Website and app data records
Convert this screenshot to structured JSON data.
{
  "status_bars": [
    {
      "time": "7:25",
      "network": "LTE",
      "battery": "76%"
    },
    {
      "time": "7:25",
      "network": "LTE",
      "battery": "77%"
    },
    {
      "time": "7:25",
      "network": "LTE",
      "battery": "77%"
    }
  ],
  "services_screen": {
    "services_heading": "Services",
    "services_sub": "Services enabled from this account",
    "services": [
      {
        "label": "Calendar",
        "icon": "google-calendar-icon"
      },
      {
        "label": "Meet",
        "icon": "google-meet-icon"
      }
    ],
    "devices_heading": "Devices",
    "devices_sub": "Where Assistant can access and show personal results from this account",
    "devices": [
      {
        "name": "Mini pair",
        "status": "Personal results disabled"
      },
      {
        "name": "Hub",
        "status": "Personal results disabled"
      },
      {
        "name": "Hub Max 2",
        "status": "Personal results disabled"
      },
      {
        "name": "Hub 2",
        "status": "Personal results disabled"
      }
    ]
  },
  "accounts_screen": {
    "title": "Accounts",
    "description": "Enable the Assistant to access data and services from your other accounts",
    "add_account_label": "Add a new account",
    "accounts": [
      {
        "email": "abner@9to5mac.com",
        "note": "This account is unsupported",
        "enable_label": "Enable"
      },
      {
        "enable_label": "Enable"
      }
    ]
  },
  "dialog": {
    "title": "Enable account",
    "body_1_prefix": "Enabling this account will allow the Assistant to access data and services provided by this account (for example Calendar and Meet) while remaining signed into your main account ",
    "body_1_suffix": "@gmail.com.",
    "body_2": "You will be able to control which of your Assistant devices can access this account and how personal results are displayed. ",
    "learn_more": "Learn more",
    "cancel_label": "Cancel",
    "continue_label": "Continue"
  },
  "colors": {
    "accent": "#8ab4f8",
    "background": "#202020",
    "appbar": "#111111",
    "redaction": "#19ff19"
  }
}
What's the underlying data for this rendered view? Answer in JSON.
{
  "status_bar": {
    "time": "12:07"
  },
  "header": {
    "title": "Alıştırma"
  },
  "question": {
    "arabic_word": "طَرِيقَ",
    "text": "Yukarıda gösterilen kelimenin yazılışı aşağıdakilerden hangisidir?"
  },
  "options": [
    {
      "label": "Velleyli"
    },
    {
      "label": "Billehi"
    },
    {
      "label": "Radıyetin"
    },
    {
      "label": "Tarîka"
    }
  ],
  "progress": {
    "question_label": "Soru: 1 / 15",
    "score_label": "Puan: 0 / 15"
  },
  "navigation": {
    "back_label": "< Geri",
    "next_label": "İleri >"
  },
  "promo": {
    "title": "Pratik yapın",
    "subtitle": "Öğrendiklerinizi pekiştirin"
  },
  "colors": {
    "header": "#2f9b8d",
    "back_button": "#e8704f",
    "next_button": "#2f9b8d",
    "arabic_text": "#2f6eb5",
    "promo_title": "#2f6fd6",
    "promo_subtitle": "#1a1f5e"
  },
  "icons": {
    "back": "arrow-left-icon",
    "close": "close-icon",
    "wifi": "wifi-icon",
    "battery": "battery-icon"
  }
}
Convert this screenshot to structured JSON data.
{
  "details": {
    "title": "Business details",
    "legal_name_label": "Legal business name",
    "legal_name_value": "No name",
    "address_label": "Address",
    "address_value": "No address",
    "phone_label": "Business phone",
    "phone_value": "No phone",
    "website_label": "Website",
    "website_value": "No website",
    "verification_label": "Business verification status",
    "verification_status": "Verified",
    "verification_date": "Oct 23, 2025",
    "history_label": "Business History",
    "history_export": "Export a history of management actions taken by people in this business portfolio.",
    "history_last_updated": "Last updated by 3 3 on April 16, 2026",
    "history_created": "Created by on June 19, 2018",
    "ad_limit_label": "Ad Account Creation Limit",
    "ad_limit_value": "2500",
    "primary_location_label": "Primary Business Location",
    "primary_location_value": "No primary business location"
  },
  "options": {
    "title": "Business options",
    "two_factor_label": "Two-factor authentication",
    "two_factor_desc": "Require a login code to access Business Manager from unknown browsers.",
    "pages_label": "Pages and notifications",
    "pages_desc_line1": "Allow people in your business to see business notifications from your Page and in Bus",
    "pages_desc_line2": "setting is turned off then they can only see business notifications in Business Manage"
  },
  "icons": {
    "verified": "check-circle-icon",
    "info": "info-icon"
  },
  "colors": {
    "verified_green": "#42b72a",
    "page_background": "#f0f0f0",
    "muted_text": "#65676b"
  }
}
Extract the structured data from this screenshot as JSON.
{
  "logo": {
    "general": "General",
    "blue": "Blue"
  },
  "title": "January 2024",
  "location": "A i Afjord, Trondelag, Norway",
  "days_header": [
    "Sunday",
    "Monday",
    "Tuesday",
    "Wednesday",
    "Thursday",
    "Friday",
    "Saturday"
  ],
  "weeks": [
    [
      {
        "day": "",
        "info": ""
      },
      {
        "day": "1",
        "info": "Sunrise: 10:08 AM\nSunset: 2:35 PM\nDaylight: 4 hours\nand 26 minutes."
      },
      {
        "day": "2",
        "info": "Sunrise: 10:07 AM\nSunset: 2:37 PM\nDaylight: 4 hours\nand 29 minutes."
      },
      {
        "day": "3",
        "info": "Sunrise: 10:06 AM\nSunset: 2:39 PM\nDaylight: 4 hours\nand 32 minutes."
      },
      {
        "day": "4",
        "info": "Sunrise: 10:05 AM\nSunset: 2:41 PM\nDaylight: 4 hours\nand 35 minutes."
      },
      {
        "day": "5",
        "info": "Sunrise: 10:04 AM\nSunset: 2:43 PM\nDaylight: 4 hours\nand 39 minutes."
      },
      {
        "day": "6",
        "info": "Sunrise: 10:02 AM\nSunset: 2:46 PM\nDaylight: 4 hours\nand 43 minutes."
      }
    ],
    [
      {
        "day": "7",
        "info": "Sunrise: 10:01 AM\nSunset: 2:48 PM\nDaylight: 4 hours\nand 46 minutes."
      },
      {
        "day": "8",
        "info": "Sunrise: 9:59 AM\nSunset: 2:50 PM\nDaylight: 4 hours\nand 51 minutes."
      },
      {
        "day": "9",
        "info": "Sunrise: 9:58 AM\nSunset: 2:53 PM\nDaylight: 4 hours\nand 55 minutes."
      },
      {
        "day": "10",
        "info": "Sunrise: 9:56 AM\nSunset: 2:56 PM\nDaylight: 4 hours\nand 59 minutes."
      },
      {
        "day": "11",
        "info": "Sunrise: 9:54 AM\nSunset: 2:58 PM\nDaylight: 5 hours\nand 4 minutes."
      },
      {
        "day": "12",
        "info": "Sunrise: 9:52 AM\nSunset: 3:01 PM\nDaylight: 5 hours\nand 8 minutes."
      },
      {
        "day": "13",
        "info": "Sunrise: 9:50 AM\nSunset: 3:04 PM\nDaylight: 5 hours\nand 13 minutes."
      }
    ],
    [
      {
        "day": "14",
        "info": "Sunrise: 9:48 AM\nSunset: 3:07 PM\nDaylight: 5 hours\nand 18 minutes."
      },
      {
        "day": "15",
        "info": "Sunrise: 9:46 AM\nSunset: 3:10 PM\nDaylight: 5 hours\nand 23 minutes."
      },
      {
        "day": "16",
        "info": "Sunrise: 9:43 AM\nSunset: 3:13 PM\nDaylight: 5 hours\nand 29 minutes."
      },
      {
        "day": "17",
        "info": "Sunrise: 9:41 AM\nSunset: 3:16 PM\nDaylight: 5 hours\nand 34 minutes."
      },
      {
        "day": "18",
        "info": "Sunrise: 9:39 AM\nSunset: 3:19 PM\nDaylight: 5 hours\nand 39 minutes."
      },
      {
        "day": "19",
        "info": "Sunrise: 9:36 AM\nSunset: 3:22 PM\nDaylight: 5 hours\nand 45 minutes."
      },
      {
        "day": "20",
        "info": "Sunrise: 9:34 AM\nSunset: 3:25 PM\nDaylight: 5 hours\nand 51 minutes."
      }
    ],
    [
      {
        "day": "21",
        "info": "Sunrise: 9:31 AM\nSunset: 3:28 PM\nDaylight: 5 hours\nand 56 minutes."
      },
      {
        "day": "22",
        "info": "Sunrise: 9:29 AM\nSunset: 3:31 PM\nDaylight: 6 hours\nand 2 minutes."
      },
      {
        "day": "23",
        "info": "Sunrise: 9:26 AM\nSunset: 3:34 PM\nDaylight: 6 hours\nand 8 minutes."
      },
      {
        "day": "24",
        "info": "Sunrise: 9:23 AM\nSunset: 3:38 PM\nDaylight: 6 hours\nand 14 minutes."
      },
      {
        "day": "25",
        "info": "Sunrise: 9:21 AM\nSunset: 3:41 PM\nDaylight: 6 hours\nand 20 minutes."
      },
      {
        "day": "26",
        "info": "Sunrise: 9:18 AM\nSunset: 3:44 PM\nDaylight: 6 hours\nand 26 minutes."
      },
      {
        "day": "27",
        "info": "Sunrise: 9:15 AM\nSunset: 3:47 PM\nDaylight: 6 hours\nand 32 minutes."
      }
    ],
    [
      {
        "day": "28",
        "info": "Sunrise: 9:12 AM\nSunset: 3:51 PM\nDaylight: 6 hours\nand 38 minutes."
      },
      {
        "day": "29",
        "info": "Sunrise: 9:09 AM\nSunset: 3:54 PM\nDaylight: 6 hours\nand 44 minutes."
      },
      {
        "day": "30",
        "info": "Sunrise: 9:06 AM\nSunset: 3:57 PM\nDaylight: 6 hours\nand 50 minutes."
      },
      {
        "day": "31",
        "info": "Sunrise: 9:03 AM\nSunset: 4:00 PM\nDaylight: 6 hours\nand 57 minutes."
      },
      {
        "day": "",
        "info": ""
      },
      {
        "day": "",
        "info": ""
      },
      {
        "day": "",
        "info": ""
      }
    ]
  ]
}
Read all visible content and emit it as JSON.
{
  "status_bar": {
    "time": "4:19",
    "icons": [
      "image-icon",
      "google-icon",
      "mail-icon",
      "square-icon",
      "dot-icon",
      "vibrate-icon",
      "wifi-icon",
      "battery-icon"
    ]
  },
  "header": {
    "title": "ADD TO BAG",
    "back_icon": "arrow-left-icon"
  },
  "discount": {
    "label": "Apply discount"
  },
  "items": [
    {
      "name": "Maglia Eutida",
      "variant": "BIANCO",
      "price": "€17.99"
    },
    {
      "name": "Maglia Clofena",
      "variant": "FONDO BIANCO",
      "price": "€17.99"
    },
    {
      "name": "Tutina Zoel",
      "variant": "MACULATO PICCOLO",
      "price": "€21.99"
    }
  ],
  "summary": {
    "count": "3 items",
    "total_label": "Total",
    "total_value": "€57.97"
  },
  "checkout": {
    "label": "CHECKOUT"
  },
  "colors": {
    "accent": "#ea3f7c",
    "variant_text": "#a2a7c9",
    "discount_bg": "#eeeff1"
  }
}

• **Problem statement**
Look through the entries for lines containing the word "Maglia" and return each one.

• **Result of the exercise**
      "name": "Maglia Eutida",
      "name": "Maglia Clofena",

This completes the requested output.